Real World Use

EOS Utility has some great functionality, but how can this be leveraged to really save some time and work in the real world? The Monitor Folder is designed to work with images downloaded by WiFi, using the Wireless File Transmitters, but the fact that it also works extremely well for downloading images to a folder is undocumented.

Many photographers will work with two cameras. Perhaps one fitted with a wideangle zoom lens and one with a portrait lens such an EF85mm f/1.2L USM. Keeping memory cards separate can be difficult. Similarly, when two or more photographers are shooting a job together, images need to be separated to ensure that they are correctly credited.

The monitored folder is placed on the desktop.

Here is how EOS Utility can help to ease the workload:

Go to ‘Control Camera’ and select ‘Monitor Folder’. A single folder has been created as a dropbox on the desktop called ‘Image Dropbox’. In EOS Utility, select the monitored folder by clicking the browse button and navigate to ‘Image Dropbox’. Check ‘monitor all subfolders’ if, for example, images are going to be copied in there from a remote storage device where they may be in subfolders corresponding to different memory cards.

Now a destination folder is needed, so click on the ‘Change’ button. This brings up an option to change the destination folder. Note: This function moves images to prevent duplicates. It does not copy them. A new folder has been created called ‘Sorted images’ on the desktop.

There is an option to ‘Customize’ the folder into which the images are moved (within ‘Sorted images’). Here images are going into a subfolder structure decided by camera model, a dash and body number.

This could easily be changed, for example, to the owner's name taken from the EXIF data stored with each image. If both users name their cameras, all the images can be downloaded into one folder and then separated out into folders based on who shot them. By adding a body number parameter to the owner, multiple cameras can be dealt with as well.

Naming files by owner’s name, shooting date and sequential number.

Finally, you also have the option to modify the file names as they are being moved.

Select the drop down in the top left of the screen, and the file name option.

Choose the ‘Customize' button to get the same customisation screen as we had before for the folders.

Here it is set to owner’s name, shooting date, and sequential number.

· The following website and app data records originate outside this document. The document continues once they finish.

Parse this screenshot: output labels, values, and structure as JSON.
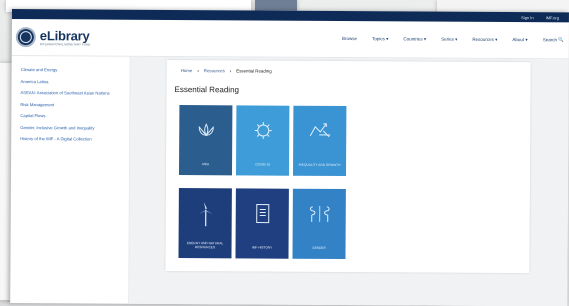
{
  "topbar": {
    "sign_in": "Sign In",
    "imf_site": "IMF.org"
  },
  "brand": {
    "name": "eLibrary",
    "subtitle": "INTERNATIONAL MONETARY FUND"
  },
  "nav": [
    {
      "label": "Browse"
    },
    {
      "label": "Topics ▾"
    },
    {
      "label": "Countries ▾"
    },
    {
      "label": "Series ▾"
    },
    {
      "label": "Resources ▾"
    },
    {
      "label": "About ▾"
    },
    {
      "label": "Search 🔍"
    }
  ],
  "sidebar": {
    "items": [
      {
        "label": "Climate and Energy"
      },
      {
        "label": "America Latina"
      },
      {
        "label": "ASEAN: Association of Southeast Asian Nations"
      },
      {
        "label": "Risk Management"
      },
      {
        "label": "Capital Flows"
      },
      {
        "label": "Gender, Inclusive Growth and Inequality"
      },
      {
        "label": "History of the IMF - A Digital Collection"
      }
    ]
  },
  "breadcrumb": {
    "home": "Home",
    "sep": "›",
    "resources": "Resources",
    "current": "Essential Reading"
  },
  "page_title": "Essential Reading",
  "tiles": [
    {
      "label": "ASIA",
      "icon": "lotus-icon",
      "color": "#2b5e8f"
    },
    {
      "label": "COVID-19",
      "icon": "virus-icon",
      "color": "#3e9dd9"
    },
    {
      "label": "INEQUALITY AND GROWTH",
      "icon": "growth-chart-icon",
      "color": "#3a93d3"
    },
    {
      "label": "ENERGY AND NATURAL RESOURCES",
      "icon": "wind-turbine-icon",
      "color": "#1e3e7b"
    },
    {
      "label": "IMF HISTORY",
      "icon": "book-icon",
      "color": "#1f3f80"
    },
    {
      "label": "GENDER",
      "icon": "gender-icon",
      "color": "#3382c6"
    }
  ]
}
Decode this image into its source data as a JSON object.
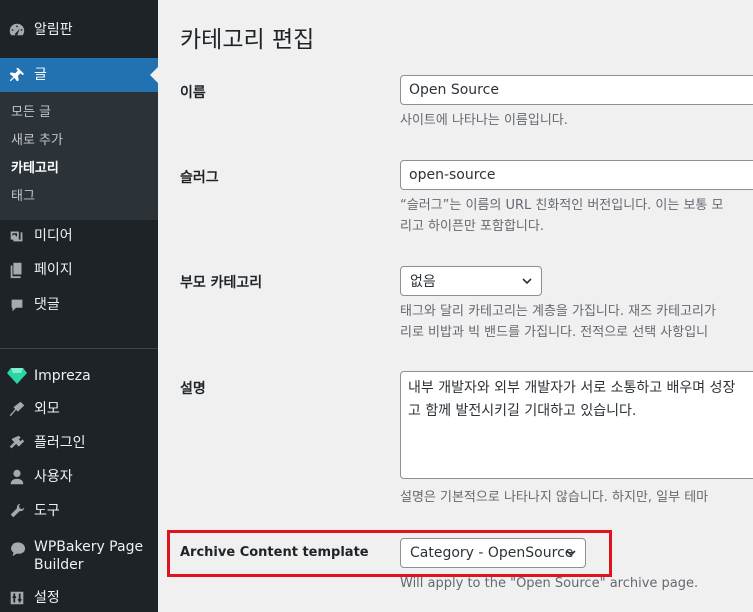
{
  "sidebar": {
    "items": [
      {
        "label": "알림판",
        "icon": "dashboard-icon"
      },
      {
        "label": "글",
        "icon": "pin-icon"
      },
      {
        "label": "미디어",
        "icon": "media-icon"
      },
      {
        "label": "페이지",
        "icon": "pages-icon"
      },
      {
        "label": "댓글",
        "icon": "comments-icon"
      },
      {
        "label": "Impreza",
        "icon": "diamond-icon"
      },
      {
        "label": "외모",
        "icon": "appearance-icon"
      },
      {
        "label": "플러그인",
        "icon": "plugins-icon"
      },
      {
        "label": "사용자",
        "icon": "users-icon"
      },
      {
        "label": "도구",
        "icon": "tools-icon"
      },
      {
        "label": "WPBakery Page Builder",
        "label_line1": "WPBakery Page",
        "label_line2": "Builder",
        "icon": "wpbakery-icon"
      },
      {
        "label": "설정",
        "icon": "settings-icon"
      }
    ],
    "submenu": [
      {
        "label": "모든 글"
      },
      {
        "label": "새로 추가"
      },
      {
        "label": "카테고리",
        "current": true
      },
      {
        "label": "태그"
      }
    ],
    "active_color": "#2271b1"
  },
  "main": {
    "title": "카테고리 편집",
    "name": {
      "label": "이름",
      "value": "Open Source",
      "description": "사이트에 나타나는 이름입니다."
    },
    "slug": {
      "label": "슬러그",
      "value": "open-source",
      "description_line1": "“슬러그”는 이름의 URL 친화적인 버전입니다. 이는 보통 모",
      "description_line2": "리고 하이픈만 포함합니다."
    },
    "parent": {
      "label": "부모 카테고리",
      "selected": "없음",
      "description_line1": "태그와 달리 카테고리는 계층을 가집니다. 재즈 카테고리가",
      "description_line2": "리로 비밥과 빅 밴드를 가집니다. 전적으로 선택 사항입니"
    },
    "description": {
      "label": "설명",
      "value": "내부 개발자와 외부 개발자가 서로 소통하고 배우며 성장\n고 함께 발전시키길 기대하고 있습니다.",
      "help": "설명은 기본적으로 나타나지 않습니다. 하지만, 일부 테마"
    },
    "archive_template": {
      "label": "Archive Content template",
      "selected": "Category - OpenSource",
      "help": "Will apply to the \"Open Source\" archive page.",
      "highlight_color": "#e0141e"
    }
  }
}
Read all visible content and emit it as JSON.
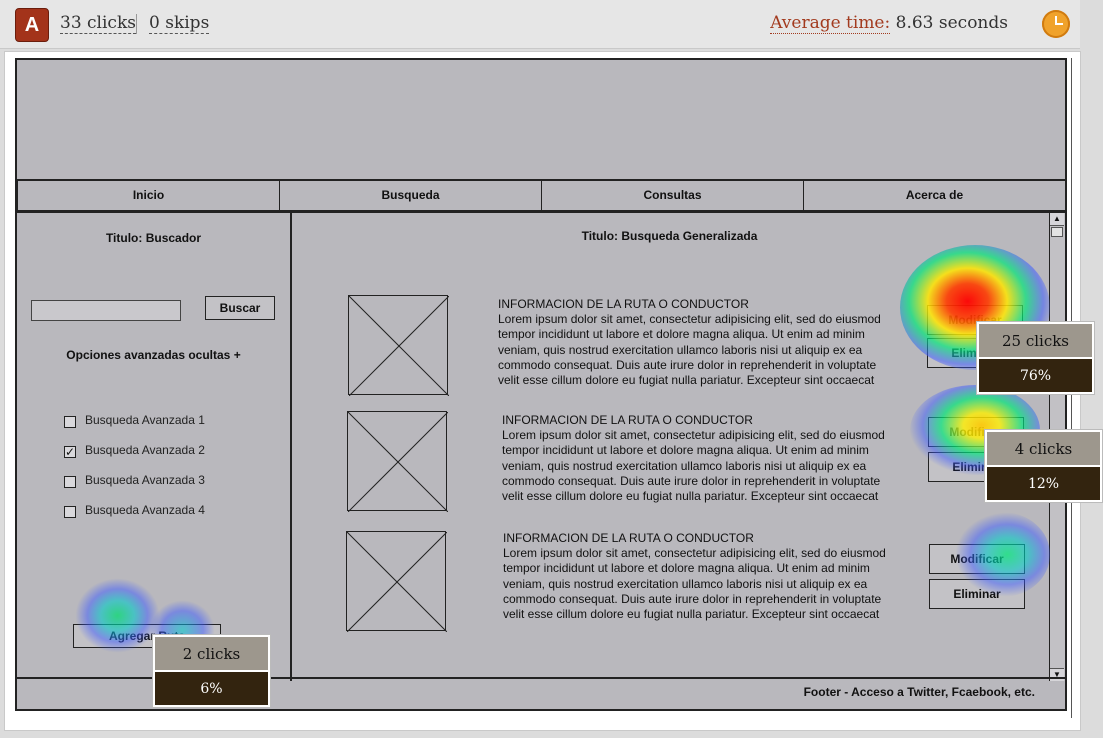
{
  "header": {
    "logo_letter": "A",
    "clicks": "33 clicks",
    "skips": "0 skips",
    "average_label": "Average time:",
    "average_value": "8.63 seconds"
  },
  "mockup": {
    "nav": [
      "Inicio",
      "Busqueda",
      "Consultas",
      "Acerca de"
    ],
    "sidebar": {
      "title": "Titulo: Buscador",
      "search_button": "Buscar",
      "advanced_toggle": "Opciones avanzadas ocultas +",
      "options": [
        {
          "label": "Busqueda Avanzada 1",
          "checked": false,
          "mark": ""
        },
        {
          "label": "Busqueda Avanzada 2",
          "checked": true,
          "mark": "✓"
        },
        {
          "label": "Busqueda Avanzada 3",
          "checked": false,
          "mark": ""
        },
        {
          "label": "Busqueda Avanzada 4",
          "checked": false,
          "mark": ""
        }
      ],
      "add_route_button": "Agregar Ruta"
    },
    "main": {
      "title": "Titulo: Busqueda Generalizada",
      "items": [
        {
          "title": "INFORMACION DE LA RUTA O CONDUCTOR",
          "body": "Lorem ipsum dolor sit amet, consectetur adipisicing elit, sed do eiusmod tempor incididunt ut labore et dolore magna aliqua. Ut enim ad minim veniam, quis nostrud exercitation ullamco laboris nisi ut aliquip ex ea commodo consequat. Duis aute irure dolor in reprehenderit in voluptate velit esse cillum dolore eu fugiat nulla pariatur. Excepteur sint occaecat",
          "modify": "Modificar",
          "delete": "Eliminar"
        },
        {
          "title": "INFORMACION DE LA RUTA O CONDUCTOR",
          "body": "Lorem ipsum dolor sit amet, consectetur adipisicing elit, sed do eiusmod tempor incididunt ut labore et dolore magna aliqua. Ut enim ad minim veniam, quis nostrud exercitation ullamco laboris nisi ut aliquip ex ea commodo consequat. Duis aute irure dolor in reprehenderit in voluptate velit esse cillum dolore eu fugiat nulla pariatur. Excepteur sint occaecat",
          "modify": "Modificar",
          "delete": "Eliminar"
        },
        {
          "title": "INFORMACION DE LA RUTA O CONDUCTOR",
          "body": "Lorem ipsum dolor sit amet, consectetur adipisicing elit, sed do eiusmod tempor incididunt ut labore et dolore magna aliqua. Ut enim ad minim veniam, quis nostrud exercitation ullamco laboris nisi ut aliquip ex ea commodo consequat. Duis aute irure dolor in reprehenderit in voluptate velit esse cillum dolore eu fugiat nulla pariatur. Excepteur sint occaecat",
          "modify": "Modificar",
          "delete": "Eliminar"
        }
      ]
    },
    "footer": "Footer - Acceso a Twitter, Fcaebook, etc."
  },
  "heatmap_tooltips": [
    {
      "clicks": "25 clicks",
      "percent": "76%"
    },
    {
      "clicks": "4 clicks",
      "percent": "12%"
    },
    {
      "clicks": "2 clicks",
      "percent": "6%"
    }
  ],
  "colors": {
    "logo": "#a3331a",
    "accent_label": "#a23a1e",
    "mockup_bg": "#b9b8bd",
    "tooltip_dark": "#33240f",
    "tooltip_light": "#9d978d",
    "clock": "#f0a22b"
  },
  "icons": [
    "clock-icon",
    "placeholder-image-icon",
    "checkbox-icon",
    "scroll-up-icon",
    "scroll-down-icon"
  ]
}
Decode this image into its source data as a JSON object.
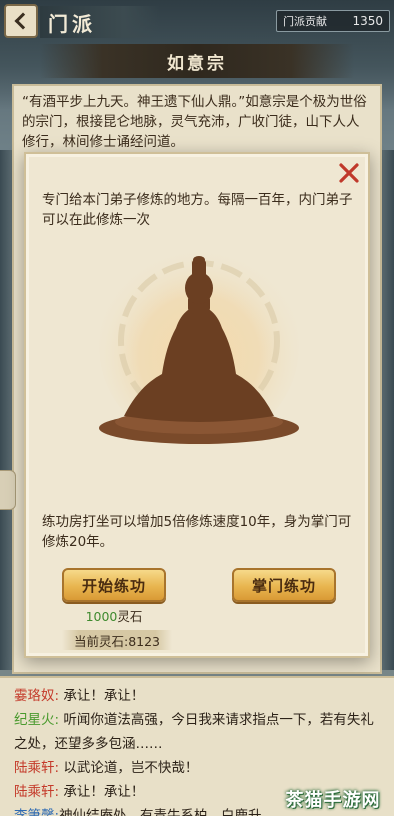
{
  "header": {
    "title": "门派",
    "contribution_label": "门派贡献",
    "contribution_value": "1350"
  },
  "sect": {
    "name": "如意宗",
    "description": "“有酒平步上九天。神王遗下仙人鼎。”如意宗是个极为世俗的宗门，根接昆仑地脉，灵气充沛，广收门徒，山下人人修行，林间修士诵经问道。"
  },
  "modal": {
    "intro": "专门给本门弟子修炼的地方。每隔一百年，内门弟子可以在此修炼一次",
    "effect": "练功房打坐可以增加5倍修炼速度10年，身为掌门可修炼20年。",
    "start_button": "开始练功",
    "master_button": "掌门练功",
    "cost_amount": "1000",
    "cost_unit": "灵石",
    "current_stone": "当前灵石:8123",
    "close_icon": "close-icon",
    "accent_color": "#e8b54f"
  },
  "chat": {
    "lines": [
      {
        "speaker": "霎珞奴:",
        "text": " 承让！承让！",
        "color": "#c43a2a"
      },
      {
        "speaker": "纪星火:",
        "text": " 听闻你道法高强，今日我来请求指点一下，若有失礼之处，还望多多包涵……",
        "color": "#4a9a2e"
      },
      {
        "speaker": "陆乘轩:",
        "text": " 以武论道，岂不快哉！",
        "color": "#c43a2a"
      },
      {
        "speaker": "陆乘轩:",
        "text": " 承让！承让！",
        "color": "#c43a2a"
      },
      {
        "speaker": "李箫馨:",
        "text": "神仙结庵处，有青牛系柏，白鹿升",
        "color": "#2e6ab2"
      }
    ]
  },
  "watermark": "茶猫手游网"
}
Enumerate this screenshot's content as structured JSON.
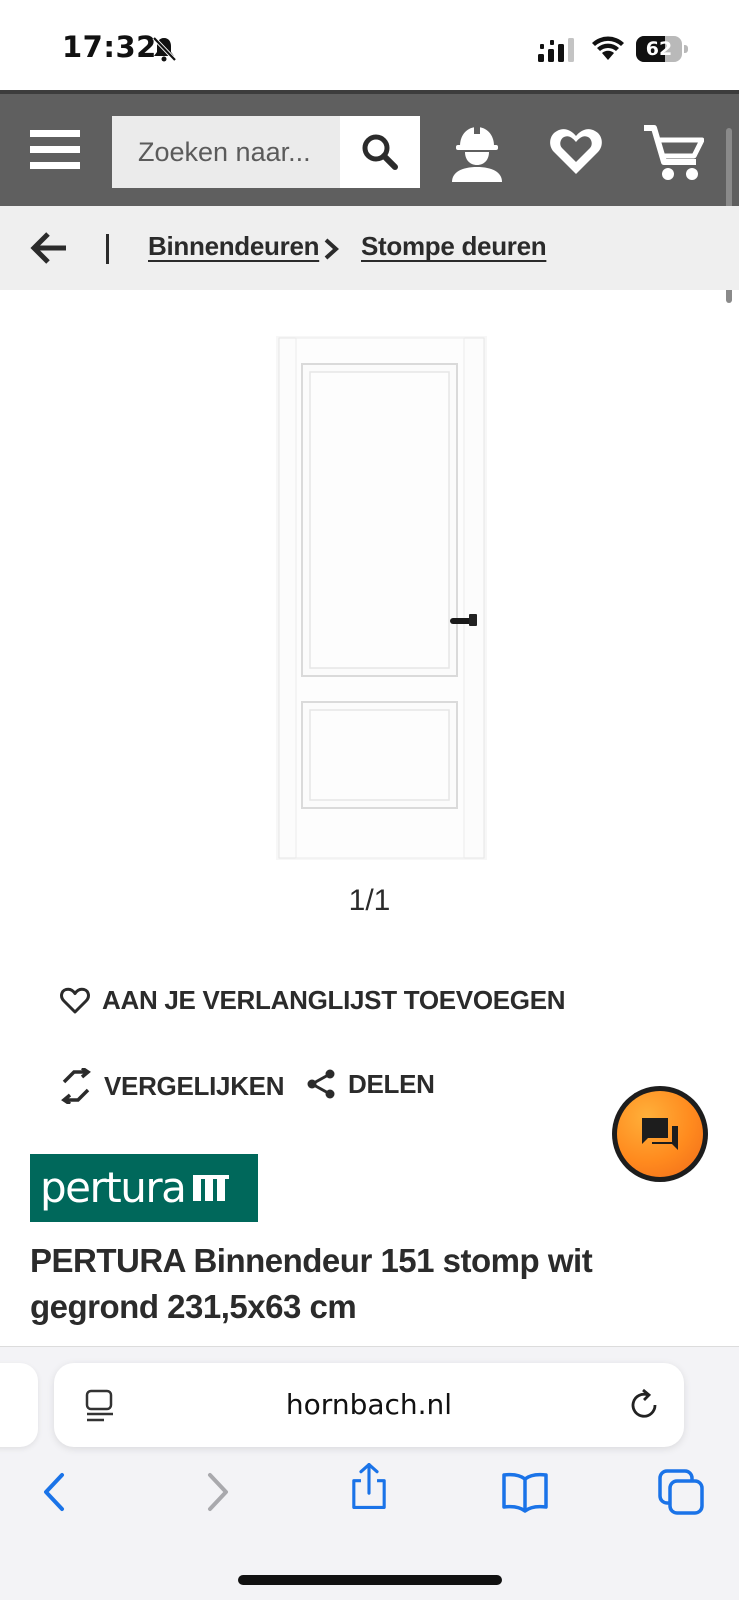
{
  "status_bar": {
    "time": "17:32",
    "battery_level": "62",
    "battery_fraction": 0.62,
    "icons": [
      "bell-slash-icon",
      "signal-icon",
      "wifi-icon",
      "battery-icon"
    ]
  },
  "header": {
    "search_placeholder": "Zoeken naar...",
    "icons": [
      "menu-icon",
      "search-icon",
      "worker-icon",
      "heart-icon",
      "cart-icon"
    ],
    "background_color": "#5f5f5f"
  },
  "breadcrumb": {
    "items": [
      {
        "label": "Binnendeuren"
      },
      {
        "label": "Stompe deuren"
      }
    ]
  },
  "gallery": {
    "counter": "1/1"
  },
  "actions": {
    "wishlist": "AAN JE VERLANGLIJST TOEVOEGEN",
    "compare": "VERGELIJKEN",
    "share": "DELEN"
  },
  "product": {
    "brand": "pertura",
    "brand_color": "#00685b",
    "title": "PERTURA Binnendeur 151 stomp wit gegrond 231,5x63 cm"
  },
  "chat": {
    "icon": "chat-icon",
    "color": "#ff8a1e"
  },
  "browser": {
    "url": "hornbach.nl",
    "accent_color": "#1a73e8",
    "toolbar_icons": [
      "back-icon",
      "forward-icon",
      "share-icon",
      "bookmarks-icon",
      "tabs-icon"
    ]
  }
}
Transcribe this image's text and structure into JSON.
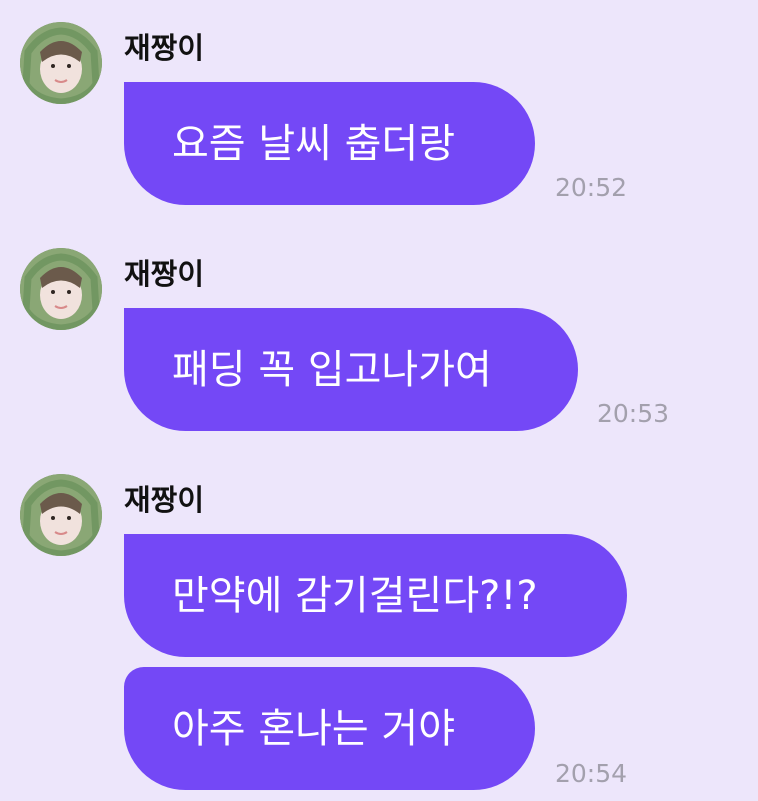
{
  "colors": {
    "background": "#ede6fb",
    "bubble": "#7448f6",
    "bubble_text": "#ffffff",
    "sender_text": "#111111",
    "time_text": "#a3a0ad"
  },
  "messages": [
    {
      "sender": "재짱이",
      "avatar_icon": "profile-photo",
      "bubbles": [
        "요즘 날씨 춥더랑"
      ],
      "time": "20:52"
    },
    {
      "sender": "재짱이",
      "avatar_icon": "profile-photo",
      "bubbles": [
        "패딩 꼭 입고나가여"
      ],
      "time": "20:53"
    },
    {
      "sender": "재짱이",
      "avatar_icon": "profile-photo",
      "bubbles": [
        "만약에 감기걸린다?!?",
        "아주 혼나는 거야"
      ],
      "time": "20:54"
    }
  ]
}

From now on, whenever you look at a file that’s been processed through this system, it will be located in a folder named after camera model and body number and each image will named with owners name, date and a sequential number, separated with dashes. Combined with a good set of keywords or captions, you should never lose a file again.